Tens of thousands of tribals will be forced from their homes if construction on several dam projects in Gujarat proceeds, Jesuit activists warn.
“This is another attempt to push indigenous people to the periphery by grabbing their land and houses to construct big dams,” Jesuit human rights activist Father Cedric Prakash, who directs an NGO in Gujarat’s commercial capital Ahmedabad said.
“More than 30,000 tribals displaced by the Sardar Sarovar dam over the river Narmada in Gujarat and Madhya Pradesh are yet to be rehabilitated and construction of new dams would lead to further displacement of tribals,” the priest added.
The government says damming the Ambika, Par and Tapi rivers in Gujarat’s southern region will provide irrigation water to the Saurashtra and Kutch regions.
Meanwhile, drinking water for Mumbai in Maharashtra state can be supplied by building dams over the Damanganga and Pinjal rivers which flow through the two states.

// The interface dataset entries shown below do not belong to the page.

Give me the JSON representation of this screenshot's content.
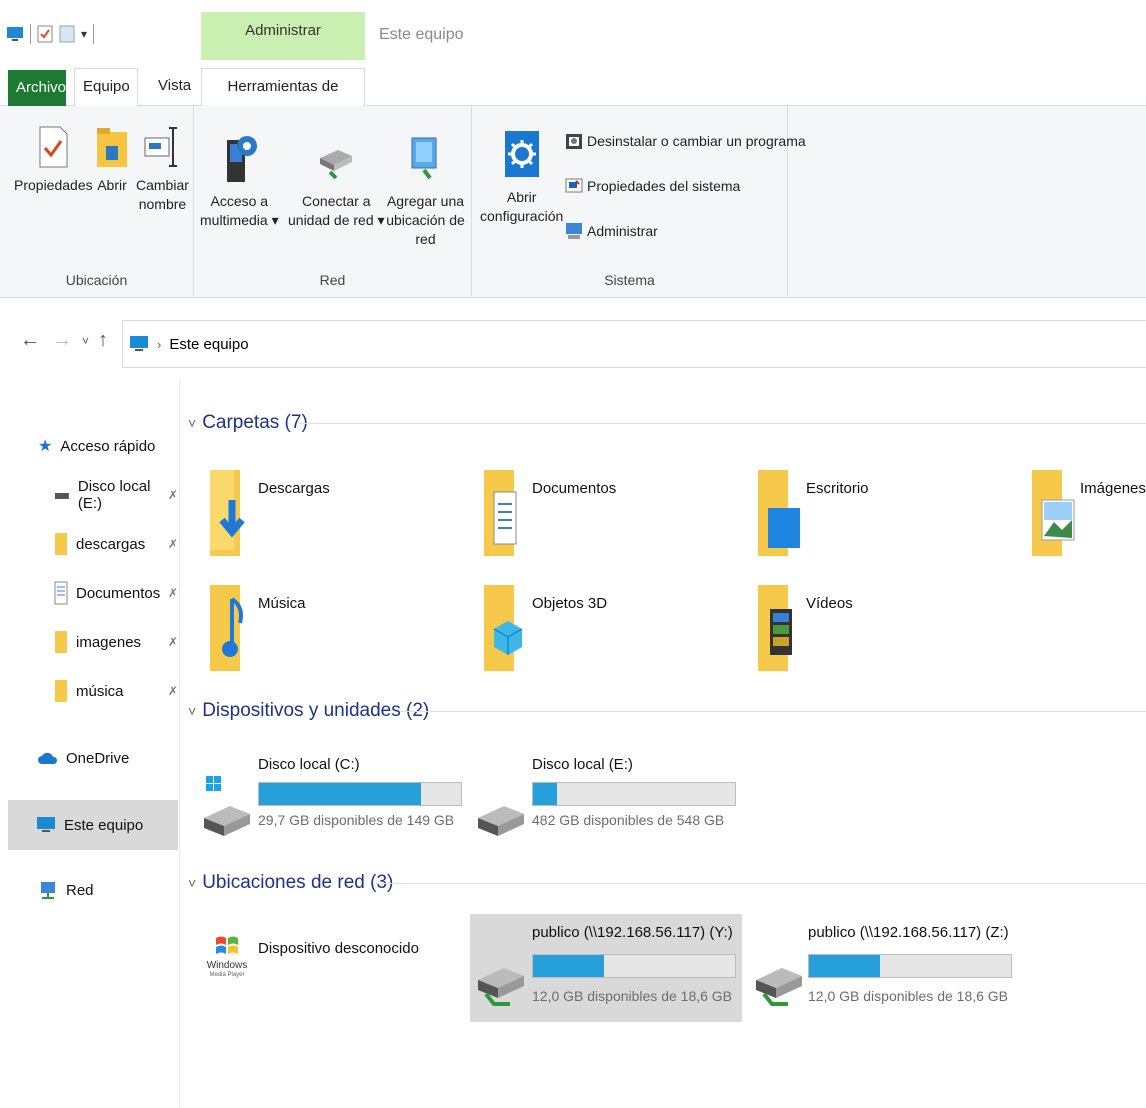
{
  "window": {
    "title": "Este equipo",
    "context_tab": "Administrar"
  },
  "ribbon_tabs": [
    "Archivo",
    "Equipo",
    "Vista",
    "Herramientas de unidad"
  ],
  "ribbon": {
    "ubicacion": {
      "label": "Ubicación",
      "buttons": [
        {
          "line1": "Propiedades",
          "line2": "",
          "icon": "properties-icon"
        },
        {
          "line1": "Abrir",
          "line2": "",
          "icon": "open-icon"
        },
        {
          "line1": "Cambiar",
          "line2": "nombre",
          "icon": "rename-icon"
        }
      ]
    },
    "red": {
      "label": "Red",
      "buttons": [
        {
          "line1": "Acceso a",
          "line2": "multimedia ▾",
          "icon": "media-icon"
        },
        {
          "line1": "Conectar a",
          "line2": "unidad de red ▾",
          "icon": "network-drive-icon"
        },
        {
          "line1": "Agregar una",
          "line2": "ubicación de red",
          "icon": "network-location-icon"
        }
      ]
    },
    "sistema": {
      "label": "Sistema",
      "open_config": {
        "line1": "Abrir",
        "line2": "configuración"
      },
      "small": [
        "Desinstalar o cambiar un programa",
        "Propiedades del sistema",
        "Administrar"
      ]
    }
  },
  "address": {
    "path": "Este equipo"
  },
  "sidebar": {
    "quick_access": "Acceso rápido",
    "pinned": [
      "Disco local (E:)",
      "descargas",
      "Documentos",
      "imagenes",
      "música"
    ],
    "onedrive": "OneDrive",
    "this_pc": "Este equipo",
    "network": "Red"
  },
  "sections": {
    "folders": {
      "title": "Carpetas (7)",
      "items": [
        "Descargas",
        "Documentos",
        "Escritorio",
        "Imágenes",
        "Música",
        "Objetos 3D",
        "Vídeos"
      ]
    },
    "devices": {
      "title": "Dispositivos y unidades (2)",
      "items": [
        {
          "name": "Disco local (C:)",
          "free": "29,7 GB disponibles de 149 GB",
          "used_fraction": 0.8
        },
        {
          "name": "Disco local (E:)",
          "free": "482 GB disponibles de 548 GB",
          "used_fraction": 0.12
        }
      ]
    },
    "network": {
      "title": "Ubicaciones de red (3)",
      "unknown": {
        "name": "Dispositivo desconocido",
        "logo_text": "Windows",
        "logo_sub": "Media Player"
      },
      "items": [
        {
          "name": "publico (\\\\192.168.56.117) (Y:)",
          "free": "12,0 GB disponibles de 18,6 GB",
          "used_fraction": 0.35
        },
        {
          "name": "publico (\\\\192.168.56.117) (Z:)",
          "free": "12,0 GB disponibles de 18,6 GB",
          "used_fraction": 0.35
        }
      ]
    }
  },
  "colors": {
    "accent": "#26a0da",
    "section_title": "#1e3287",
    "archivo_tab": "#1d7a33",
    "context_tab": "#c9f0b0"
  }
}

An agreement for the projects was signed by the two governments in May.
The project sites are currently populated by indigenous people with their own language and cultural identity.
Other activists say the projects will not benefit the tribals at all.
“Compensation is unlikely because most of the land is claimed by the state government’s forest department,” said Father Stanny Jebamalai, who heads the Shakti Trust in Songadh in Tapi district.
Jesuit Father Xavier Manjooran accused authorities of trying to take water away from area already in need.
Dangs, a tribal dominated district, already has a water shortage so why build “big dams to take water to other areas?” he asked.
“Small reservoirs and check dams can be constructed without uprooting people to conserve water,” said Father Manjooran, who also provides legal aid to local tribal people.